Hyper Concentrated Photo Voltaics ((H)CPV)

(H)CPV technology differs from conventional photovoltaic systems, in that the CPV modules use different solar cells and include a glass based curved system which focuses light energy in a more concentrated manner, hence harvesting more energy and is environmentally friendly with above 90% recyclable material. The efficiency of the cells used provides benefits relating to capacity per module, cost effectiveness, reduced spatial requirements and improved climate change benefit, with a shorter energy payback period. With fewer footprints it can be better utilized in rural setting such as pumping water from tube wells. Boeing along with aid from DAE has spent millions of dollar researching and developing highest CPV panel efficiency.

(H)CPV technology is capable of outperforming any other technology currently available, not only in efficiency but cost as well as performance. Our technology will help achieve its energy goals keeping the levellized cost of energy (LCOE) much lower than conventional PV panels.

(H)CPV systems can greatly reduce the installation space using a dual-axis tracker. For example, a 6.3KW system on a dual-axis tracker covers area about 5 square meters, but the fixed solar power generation system with the same capacity needs about 40 square meters. This proves to reduce land area about 35 square meters, (not including the reducing area by increasing generation capacity).

Concentrated Solar Power (CSP)

Concentrated solar power (also called concentrating solar power, concentrated solar thermal, and CSP) systems use mirrors or lenses to concentrate a large area of sunlight, or solar thermal energy, onto a small area. Electrical power is produced when the concentrated light is converted to heat, which drives a heat engine (usually a steam turbine) connected to an electrical power generator or powers a thermo chemical reaction.


Thin Film (TF)

Thin-film solar cell (TFSC), also called a thin-film photovoltaic cell (TFPV), is a second generation solar cell that is made by depositing one or more thin layers, or thin film (TF) of photovoltaic material on a substrate, such as glass, plastic or metal. Thin-film solar cells are commercially used in several technologies, including cadmium telluride (CdTe), copper indium gallium diselenide (CIGS), and amorphous and other thin-film silicon (a-Si, TF-Si).

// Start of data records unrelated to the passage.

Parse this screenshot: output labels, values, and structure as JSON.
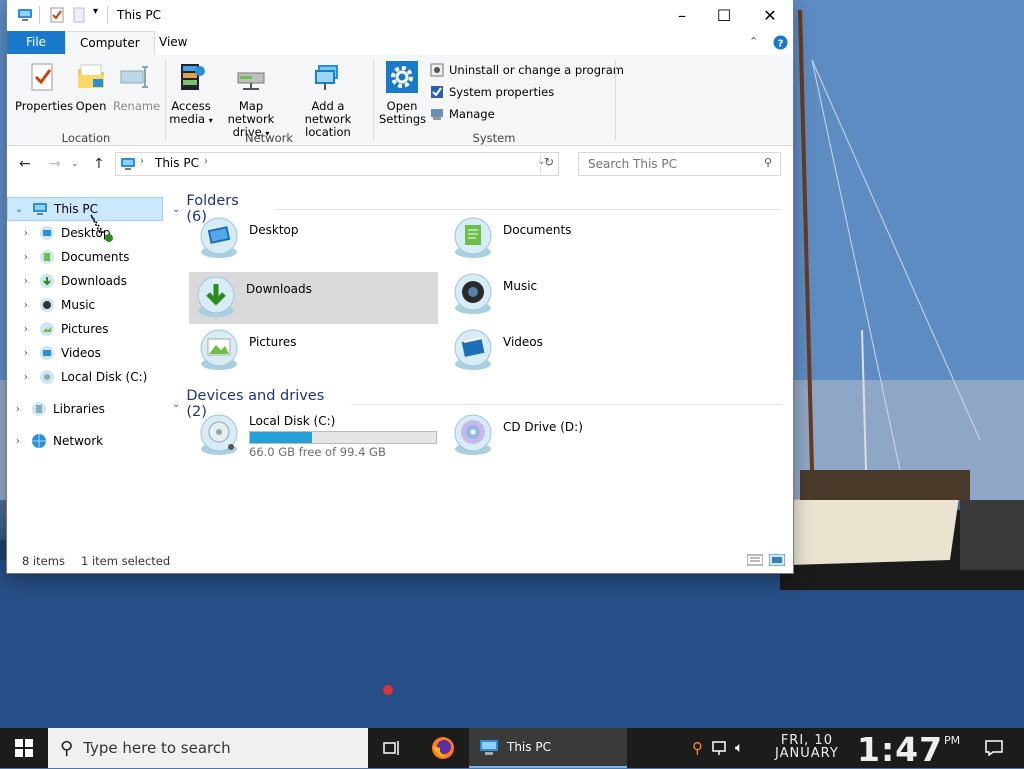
{
  "window": {
    "title": "This PC",
    "controls": {
      "minimize": "–",
      "maximize": "☐",
      "close": "✕"
    }
  },
  "ribbon": {
    "tabs": [
      "File",
      "Computer",
      "View"
    ],
    "location": {
      "properties": "Properties",
      "open": "Open",
      "rename": "Rename",
      "label": "Location"
    },
    "network": {
      "access_media_1": "Access",
      "access_media_2": "media",
      "map_drive_1": "Map network",
      "map_drive_2": "drive",
      "add_location_1": "Add a network",
      "add_location_2": "location",
      "label": "Network"
    },
    "system": {
      "open_settings_1": "Open",
      "open_settings_2": "Settings",
      "uninstall": "Uninstall or change a program",
      "system_properties": "System properties",
      "manage": "Manage",
      "label": "System"
    }
  },
  "address": {
    "path": "This PC",
    "search_placeholder": "Search This PC"
  },
  "navpane": {
    "items": [
      "This PC",
      "Desktop",
      "Documents",
      "Downloads",
      "Music",
      "Pictures",
      "Videos",
      "Local Disk (C:)",
      "Libraries",
      "Network"
    ]
  },
  "content": {
    "folders_header": "Folders (6)",
    "folders": [
      "Desktop",
      "Documents",
      "Downloads",
      "Music",
      "Pictures",
      "Videos"
    ],
    "devices_header": "Devices and drives (2)",
    "drives": [
      {
        "name": "Local Disk (C:)",
        "free_text": "66.0 GB free of 99.4 GB",
        "used_fraction": 0.336
      },
      {
        "name": "CD Drive (D:)"
      }
    ]
  },
  "status": {
    "items": "8 items",
    "selected": "1 item selected"
  },
  "taskbar": {
    "search_placeholder": "Type here to search",
    "active_app": "This PC",
    "date_line1": "FRI, 10",
    "date_line2": "JANUARY",
    "time": "1:47",
    "ampm": "PM"
  },
  "colors": {
    "accent": "#1979ca",
    "selection": "#cce8ff",
    "drive_bar": "#26a0da",
    "taskbar": "#1c1c1c"
  }
}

Film thickness varies from a few nanometers (nm) to tens of micrometers (µm), much thinner than thin-film's rival technology, the conventional, first-generation crystalline silicon solar cell (c-Si) that uses silicon wafers of up to 200 µm. This allows thin film cells to be flexible, resulting in lower weight, less drag and limited resistance to foot traffic. It is used in building integrated photo voltaics and as semi-transparent, photovoltaic glazing material that can be laminated onto windows. Other commercial applications use rigid thin film solar panels, sandwiched between to panes of glass, used in some of the world's largest photovoltaic power stations.

Thin-film has always been cheaper but less efficient than conventional c-Si technology. However, they significantly improved over the years, and lab cell efficiency for CdTe and CIGS reached almost 20 percent and are on par with polysilicon, the dominant material, currently used in most PV installations. Despite these facts, market-share of thin-film never reached more than 20 percent in the last two decades and has been declining in recent years to about 9 percent of worldwide photovoltaic production in 2013.

Other thin-film technologies, that are still in an early stage of ongoing research or with limited commercial availability, are often classified as emerging or third generation photovoltaic cells and include, organic, dye-sensitized, and polymer solar cells, as well as quantum dot, copper zinc tin sulfide, and perovskite solar cells

Solar Photovoltaics (PV)

Photovoltaics (PV) is a method of generating electrical power by converting sunlight into direct current electricity using semiconducting materials that exhibit the photovoltaic effect. A photovoltaic system employs solar panels composed of a number of solar cells to supply usable solar power. Power generation from solar PV has long been seen as a clean sustainable energy technology which draws upon the planet’s most plentiful and widely distributed renewable energy source – the sun. The direct conversion of sunlight to electricity occurs without any moving parts or environmental emissions during operation. It is well proven, as photovoltaic systems have now been used for fifty years in specialized applications, and grid-connected PV systems have been in use for over twenty years.

Two types of solar panels are used commonly, namely Mono-Crystalline and Poly-Crystalline.